Documented Sighting History

The problem is, whom do you believe? I don't want to indiscriminantly start quoting everyone, because then I fall into the trap of using anecdotal evidence and this compromizes everything. The thing I will do is to site those cases that seem secure because two or more independent sources claim essentially the same thing.

I am not as impressed by the residents of Marfa, who may have ulterior motives for keeping legends of every kind, going, or even inventing a few! Especially convincing will be written accounts dating from the time of the 'anecdote'.

I will label sightings as 'anecdotes' when only one source has been uncovered. And I will site them as probable when two or more sources confirm about the same date. My goal is to do a library search on 'southwest mysteries' and see if I can recover citations to the lights in books written at the time.


Here is a first cut at a chronology:



May 25, 1997

Steve Laroche photographed them. (Fact)

February 2, 1991

Radio Amateur Edwin Hendricks gives a detailed account of observing them with binoculars and a VLF receiver.


October 25, 1989

NBC television program "Unsolved Mysteries" picked up on the story. This was confirmed by using the Sul Ross Library Catalog and finding a video on file.


ca 1988

Historical marker date on marker itself. (Fact)

Possibly also when the Viewing Area was set up too. Tourism

September, 1986

Marfa Lights Festival starts.

(Fact) Tourism


William Corliss does NOT mention them in his book 'Unusual Natural Phenomena' Though he mentions other Spook Lights.


Ca 1976.

Hal Finney (marfa19.htm Item 47) reports that "I spent the summer of 1976 living with my parents in Midland, Texas. I heard about the Marfa lights from co-workers, and decided to drive down to see them." He also notes that he was told that the lights do not appear if it is overcast. Unfortunately I cannot seem to email him to support this story.

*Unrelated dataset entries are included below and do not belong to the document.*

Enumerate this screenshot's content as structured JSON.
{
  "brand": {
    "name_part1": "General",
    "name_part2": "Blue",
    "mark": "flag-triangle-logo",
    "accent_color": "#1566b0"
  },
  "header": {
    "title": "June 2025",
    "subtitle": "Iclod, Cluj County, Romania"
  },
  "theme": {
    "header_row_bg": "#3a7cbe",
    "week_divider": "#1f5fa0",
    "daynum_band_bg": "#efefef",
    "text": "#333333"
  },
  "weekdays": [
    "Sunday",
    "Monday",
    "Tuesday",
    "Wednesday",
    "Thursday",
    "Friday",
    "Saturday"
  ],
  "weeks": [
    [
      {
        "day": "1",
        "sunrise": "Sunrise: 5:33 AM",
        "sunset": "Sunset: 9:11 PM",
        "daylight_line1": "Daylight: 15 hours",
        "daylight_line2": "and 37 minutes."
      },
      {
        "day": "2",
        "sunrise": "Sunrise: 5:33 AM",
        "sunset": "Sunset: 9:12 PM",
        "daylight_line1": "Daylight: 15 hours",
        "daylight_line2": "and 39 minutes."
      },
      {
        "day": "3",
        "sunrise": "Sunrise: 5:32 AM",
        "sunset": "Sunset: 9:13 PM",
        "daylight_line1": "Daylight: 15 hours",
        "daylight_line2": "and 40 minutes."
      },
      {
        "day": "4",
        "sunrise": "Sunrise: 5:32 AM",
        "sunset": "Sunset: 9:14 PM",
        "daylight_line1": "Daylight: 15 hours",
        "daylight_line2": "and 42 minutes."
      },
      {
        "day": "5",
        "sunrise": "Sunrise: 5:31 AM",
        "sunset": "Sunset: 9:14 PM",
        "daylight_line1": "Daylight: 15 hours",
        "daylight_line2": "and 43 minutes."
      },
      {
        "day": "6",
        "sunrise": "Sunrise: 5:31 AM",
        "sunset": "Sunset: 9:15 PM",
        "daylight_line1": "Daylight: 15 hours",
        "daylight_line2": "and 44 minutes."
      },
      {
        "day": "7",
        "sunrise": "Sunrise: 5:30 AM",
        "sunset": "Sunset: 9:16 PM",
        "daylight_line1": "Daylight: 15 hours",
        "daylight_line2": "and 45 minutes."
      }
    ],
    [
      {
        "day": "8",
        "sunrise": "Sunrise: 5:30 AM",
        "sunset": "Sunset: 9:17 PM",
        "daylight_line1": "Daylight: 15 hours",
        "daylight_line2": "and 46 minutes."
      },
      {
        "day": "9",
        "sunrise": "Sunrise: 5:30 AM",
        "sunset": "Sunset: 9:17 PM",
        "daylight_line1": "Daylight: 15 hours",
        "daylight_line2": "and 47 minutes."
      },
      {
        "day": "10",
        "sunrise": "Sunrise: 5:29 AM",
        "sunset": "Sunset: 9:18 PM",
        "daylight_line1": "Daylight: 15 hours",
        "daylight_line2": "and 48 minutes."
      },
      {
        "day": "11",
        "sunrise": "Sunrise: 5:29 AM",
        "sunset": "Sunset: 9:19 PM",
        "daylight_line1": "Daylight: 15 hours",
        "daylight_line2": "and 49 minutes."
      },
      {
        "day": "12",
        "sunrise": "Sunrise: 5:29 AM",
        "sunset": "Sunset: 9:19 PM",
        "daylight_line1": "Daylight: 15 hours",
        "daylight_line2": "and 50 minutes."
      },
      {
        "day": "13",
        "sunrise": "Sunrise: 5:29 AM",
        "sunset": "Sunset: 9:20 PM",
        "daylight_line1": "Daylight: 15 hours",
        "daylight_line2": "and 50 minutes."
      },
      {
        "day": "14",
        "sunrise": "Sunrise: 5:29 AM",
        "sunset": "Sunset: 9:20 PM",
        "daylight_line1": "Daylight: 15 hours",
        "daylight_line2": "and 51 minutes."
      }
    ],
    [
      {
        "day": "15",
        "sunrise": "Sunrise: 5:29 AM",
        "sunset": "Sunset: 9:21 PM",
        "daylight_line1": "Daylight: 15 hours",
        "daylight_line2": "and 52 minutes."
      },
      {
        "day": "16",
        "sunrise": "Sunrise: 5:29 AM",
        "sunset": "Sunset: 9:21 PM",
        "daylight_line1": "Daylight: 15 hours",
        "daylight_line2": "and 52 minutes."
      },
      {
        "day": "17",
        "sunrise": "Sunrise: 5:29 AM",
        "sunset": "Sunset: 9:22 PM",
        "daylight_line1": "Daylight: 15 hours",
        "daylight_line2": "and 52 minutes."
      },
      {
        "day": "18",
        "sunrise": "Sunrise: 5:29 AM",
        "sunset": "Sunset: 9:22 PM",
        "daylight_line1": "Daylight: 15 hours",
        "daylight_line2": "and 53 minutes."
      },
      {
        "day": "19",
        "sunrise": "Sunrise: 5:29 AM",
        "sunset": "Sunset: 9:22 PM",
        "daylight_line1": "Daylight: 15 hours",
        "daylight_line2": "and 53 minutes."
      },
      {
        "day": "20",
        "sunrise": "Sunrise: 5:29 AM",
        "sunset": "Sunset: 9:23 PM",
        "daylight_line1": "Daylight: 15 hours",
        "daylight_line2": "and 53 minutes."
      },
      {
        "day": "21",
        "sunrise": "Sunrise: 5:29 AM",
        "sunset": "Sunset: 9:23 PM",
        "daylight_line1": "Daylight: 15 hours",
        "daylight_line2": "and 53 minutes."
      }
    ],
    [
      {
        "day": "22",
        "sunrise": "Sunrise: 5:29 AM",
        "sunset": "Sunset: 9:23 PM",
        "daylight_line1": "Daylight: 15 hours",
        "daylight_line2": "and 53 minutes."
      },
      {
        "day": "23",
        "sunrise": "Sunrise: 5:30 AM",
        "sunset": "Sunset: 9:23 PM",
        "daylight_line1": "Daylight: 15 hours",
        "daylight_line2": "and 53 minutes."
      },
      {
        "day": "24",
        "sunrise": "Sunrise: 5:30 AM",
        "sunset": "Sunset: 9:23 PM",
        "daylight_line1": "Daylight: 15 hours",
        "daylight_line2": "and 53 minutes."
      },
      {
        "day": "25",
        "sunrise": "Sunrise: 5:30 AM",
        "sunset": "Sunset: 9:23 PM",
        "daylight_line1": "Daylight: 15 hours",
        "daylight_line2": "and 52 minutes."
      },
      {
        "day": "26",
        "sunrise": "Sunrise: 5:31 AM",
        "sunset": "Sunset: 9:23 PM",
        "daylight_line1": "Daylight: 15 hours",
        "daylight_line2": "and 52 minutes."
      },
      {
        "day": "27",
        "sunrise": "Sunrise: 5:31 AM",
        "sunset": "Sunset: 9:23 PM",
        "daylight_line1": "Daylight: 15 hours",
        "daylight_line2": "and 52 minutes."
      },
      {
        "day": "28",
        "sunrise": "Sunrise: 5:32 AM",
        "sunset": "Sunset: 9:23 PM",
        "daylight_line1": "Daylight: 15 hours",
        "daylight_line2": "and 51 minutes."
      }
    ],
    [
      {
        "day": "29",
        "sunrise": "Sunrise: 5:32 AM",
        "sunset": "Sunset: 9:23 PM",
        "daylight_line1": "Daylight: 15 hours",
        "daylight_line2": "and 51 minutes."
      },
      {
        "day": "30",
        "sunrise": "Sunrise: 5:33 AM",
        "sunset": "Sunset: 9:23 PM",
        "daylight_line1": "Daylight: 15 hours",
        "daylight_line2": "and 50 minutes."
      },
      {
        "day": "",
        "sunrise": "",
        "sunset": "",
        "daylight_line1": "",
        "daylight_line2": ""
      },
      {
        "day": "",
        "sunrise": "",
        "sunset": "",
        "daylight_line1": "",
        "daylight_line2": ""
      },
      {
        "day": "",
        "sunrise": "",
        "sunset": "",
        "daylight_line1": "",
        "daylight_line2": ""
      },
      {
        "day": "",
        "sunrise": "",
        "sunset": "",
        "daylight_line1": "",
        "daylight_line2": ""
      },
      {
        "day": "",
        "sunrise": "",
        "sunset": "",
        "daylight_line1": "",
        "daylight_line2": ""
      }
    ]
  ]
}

It is claimed that in 1975 a local group, including local citizens and Sul Ross Physics students, engaged in a coordinated effort to try and determine the cause and source of the lights.

(Anecdote) See Bill Baker's page at Sul Ross College


From Edson Hendricks (VLF Observations with McGreedy ... email to me on 2-19-01)OK, fine, I just picked up my telephone and called the Marfa City Municipal Library, 915-729-4631, I reached "Esther" and related your inquiry to her. While I remained on the phone she pulled out her ML scrapbook and offered me an article from the San Angelo Standard Times dated January 14, 1965,


From Edson Hendricks (VLF Observations with McGreedy ... email to me on 2-19-01) Paul Moran, "The Mystery of the Texas Ghost Light," Coronet Magazine, July 1957, p. 57 (or maybe p. 37, her copy was obscured).

ca 1955

When 'Giant' was filmed, cast (James Dean) looked for them. (Anecdote) Tourism

Note, it should be easy to track this down if there are any books written about the making of this movie, or about James Dean.

 ca 1943-5

  Pilots stationed at Old Air Base used to hunt/chase them at night. The Mayor of Marfa, Fritz Kahl was one of these pilots.

(Anecdote) From Janet Christian's article at UrbanLegends.

 ca 1916

 Town native, Hallie Stillwell claims that as a young girl she saw them with her father.

(Anecdote) From Janet Christian's article at UrbanLegends.

Note, this is a personal recollection by a single person living in the town of Marfa.

ca 1883

The earliest recorded account of the lights appeared in a frontier newspaper in the year 1883, a sighting by a West Texas range hand named Robert Ellison. The cowboy had been tending to his herd near Marfa when apparently the cattle became spooked with the appearance of one of the tiny fireballs. According to published accounts, Ellison chased the light on horseback in a prairie game of cat and mouse, finally giving up after the herd began to stampede.

This comes from Cecilia Thompson's 'History of Marfa and Presidio County' but she says he was 70 years old in 1937 when he wrote his memoirs about the 1880's. She also specifically says that he did not write about this 'famous' 1883 event in them. Instead he told his family about them and somehow this information got to Cecilia or the unnamed source she uses. Ellison's daughter, Lee Pumpley of Marfa perhaps told the story to Sul Ross's Elton Miles (Tales of the Big Bend author). This means Cecilia's story is second-hand information at best.

(Anecdote) From a typical web source. Southwest Mysteries


Note, this story has been reproduced countless times, but no document is ever cited to support it that was published at the time


The town was named in 1883 by the wife of a railroad executive for a character in Dostoyevsky's The Brothers Karamozov, the town of Marfa originated as a water stop on the Galveston, Harrisburg and San Antonio Railroad.

(Fact) Marfa Chamber of Commerce












Copyright (C) 2001 Dr. Sten Odenwald